--- Supplied records Enclosed Below ---

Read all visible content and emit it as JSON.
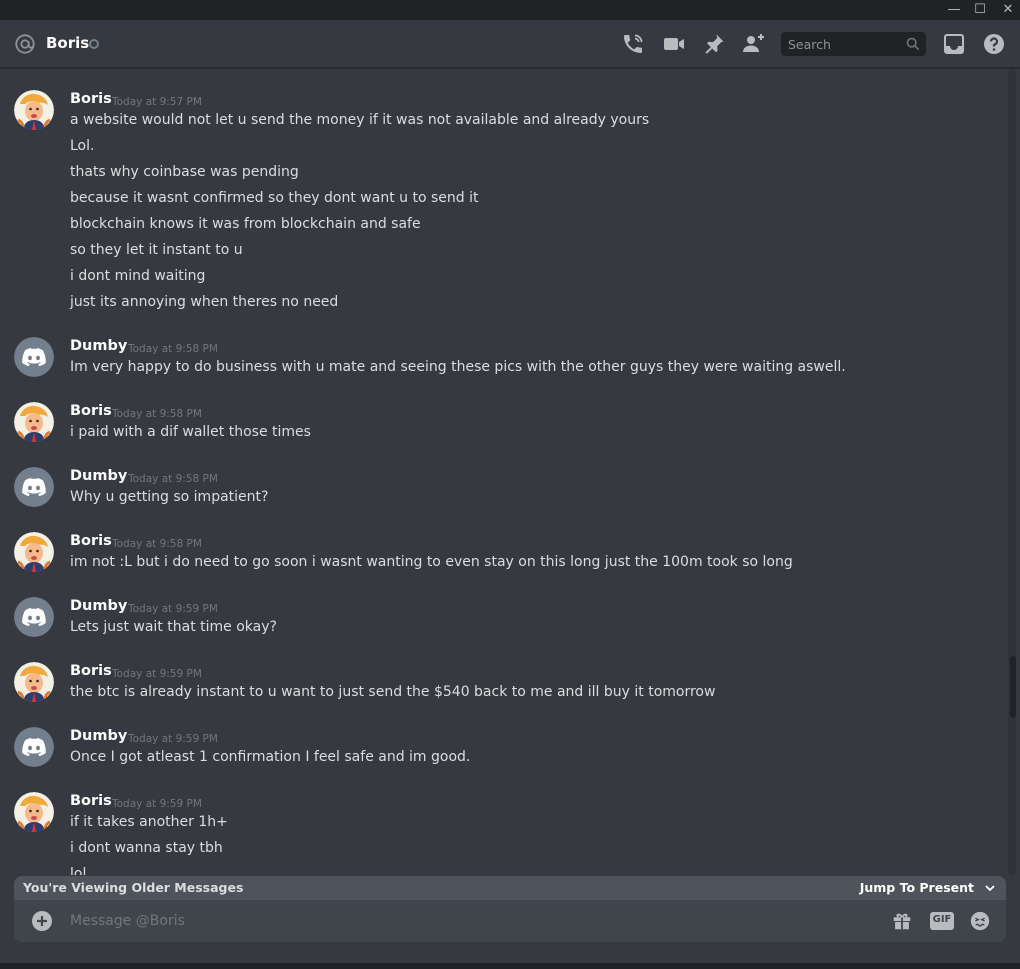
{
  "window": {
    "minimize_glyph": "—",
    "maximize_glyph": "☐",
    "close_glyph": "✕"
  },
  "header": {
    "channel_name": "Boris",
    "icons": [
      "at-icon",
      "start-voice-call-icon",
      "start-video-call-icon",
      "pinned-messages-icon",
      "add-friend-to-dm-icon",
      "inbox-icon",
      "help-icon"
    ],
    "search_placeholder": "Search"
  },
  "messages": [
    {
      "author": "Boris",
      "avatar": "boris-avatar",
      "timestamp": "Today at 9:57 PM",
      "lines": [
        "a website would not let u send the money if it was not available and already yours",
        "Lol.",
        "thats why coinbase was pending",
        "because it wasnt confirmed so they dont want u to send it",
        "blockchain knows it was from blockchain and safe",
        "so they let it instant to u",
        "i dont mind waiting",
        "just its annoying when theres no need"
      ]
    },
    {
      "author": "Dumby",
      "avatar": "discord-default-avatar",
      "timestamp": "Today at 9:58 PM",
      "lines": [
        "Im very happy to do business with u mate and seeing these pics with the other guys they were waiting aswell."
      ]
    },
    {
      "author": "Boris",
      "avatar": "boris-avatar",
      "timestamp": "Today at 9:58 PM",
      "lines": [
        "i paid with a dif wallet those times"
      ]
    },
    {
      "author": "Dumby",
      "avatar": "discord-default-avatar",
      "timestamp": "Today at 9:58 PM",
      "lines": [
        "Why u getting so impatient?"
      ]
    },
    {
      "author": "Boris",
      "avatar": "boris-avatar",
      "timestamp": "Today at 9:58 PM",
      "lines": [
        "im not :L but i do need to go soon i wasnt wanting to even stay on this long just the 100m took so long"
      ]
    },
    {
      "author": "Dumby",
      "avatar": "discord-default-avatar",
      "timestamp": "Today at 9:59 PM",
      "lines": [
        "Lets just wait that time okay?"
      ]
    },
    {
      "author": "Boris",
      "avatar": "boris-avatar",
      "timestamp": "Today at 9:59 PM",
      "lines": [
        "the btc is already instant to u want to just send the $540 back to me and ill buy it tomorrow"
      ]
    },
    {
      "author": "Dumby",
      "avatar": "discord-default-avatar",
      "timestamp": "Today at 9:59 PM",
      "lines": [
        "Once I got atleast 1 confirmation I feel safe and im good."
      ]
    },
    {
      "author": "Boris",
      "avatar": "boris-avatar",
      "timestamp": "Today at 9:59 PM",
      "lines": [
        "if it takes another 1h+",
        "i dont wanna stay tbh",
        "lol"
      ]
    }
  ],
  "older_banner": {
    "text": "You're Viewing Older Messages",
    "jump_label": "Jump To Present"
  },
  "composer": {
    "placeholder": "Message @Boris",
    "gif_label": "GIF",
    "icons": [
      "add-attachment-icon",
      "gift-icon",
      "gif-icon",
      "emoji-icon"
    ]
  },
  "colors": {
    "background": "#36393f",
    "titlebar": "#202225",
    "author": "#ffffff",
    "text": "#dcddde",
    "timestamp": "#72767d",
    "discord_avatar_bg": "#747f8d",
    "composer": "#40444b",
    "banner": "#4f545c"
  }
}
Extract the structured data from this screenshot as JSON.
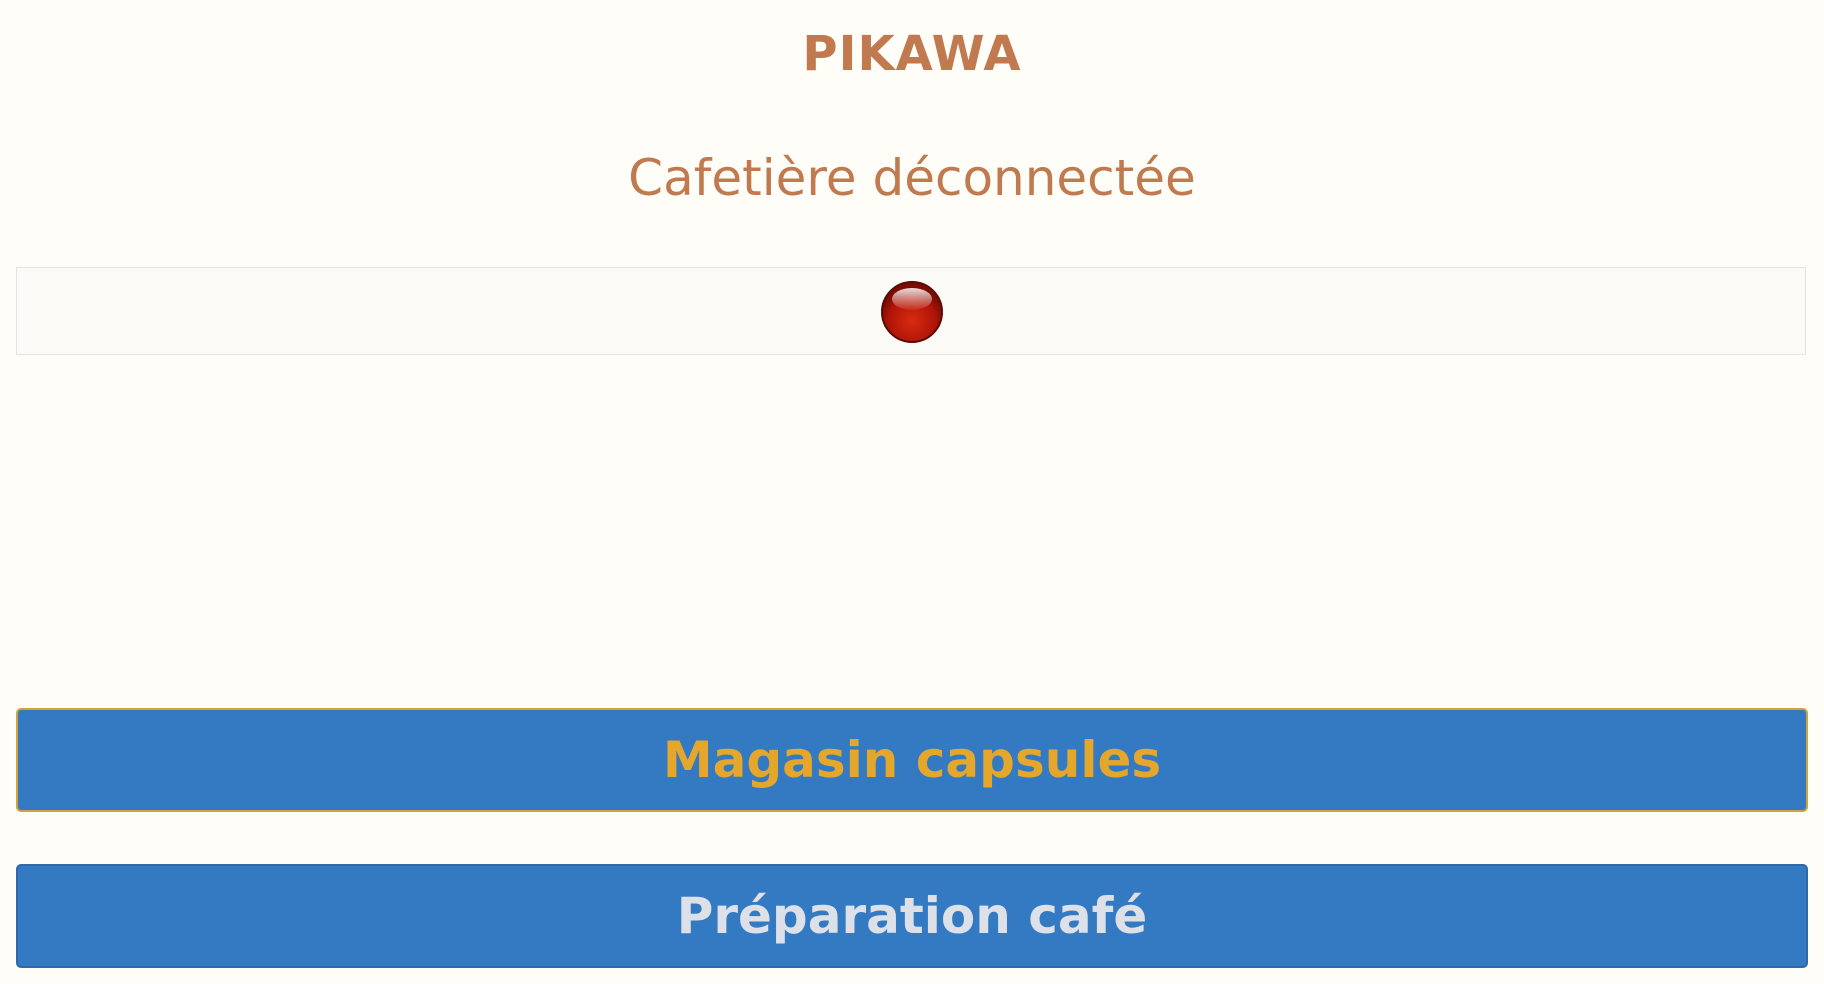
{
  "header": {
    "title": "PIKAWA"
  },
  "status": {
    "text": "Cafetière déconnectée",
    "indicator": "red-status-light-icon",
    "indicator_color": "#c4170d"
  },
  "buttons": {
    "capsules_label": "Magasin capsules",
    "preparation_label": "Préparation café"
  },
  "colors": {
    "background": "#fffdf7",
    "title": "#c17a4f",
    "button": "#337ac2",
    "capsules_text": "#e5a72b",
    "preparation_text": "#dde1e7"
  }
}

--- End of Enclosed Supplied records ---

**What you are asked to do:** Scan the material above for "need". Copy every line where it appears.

**Exercise output:**
        "just its annoying when theres no need"
        "im not :L but i do need to go soon i wasnt wanting to even stay on this long just the 100m took so long"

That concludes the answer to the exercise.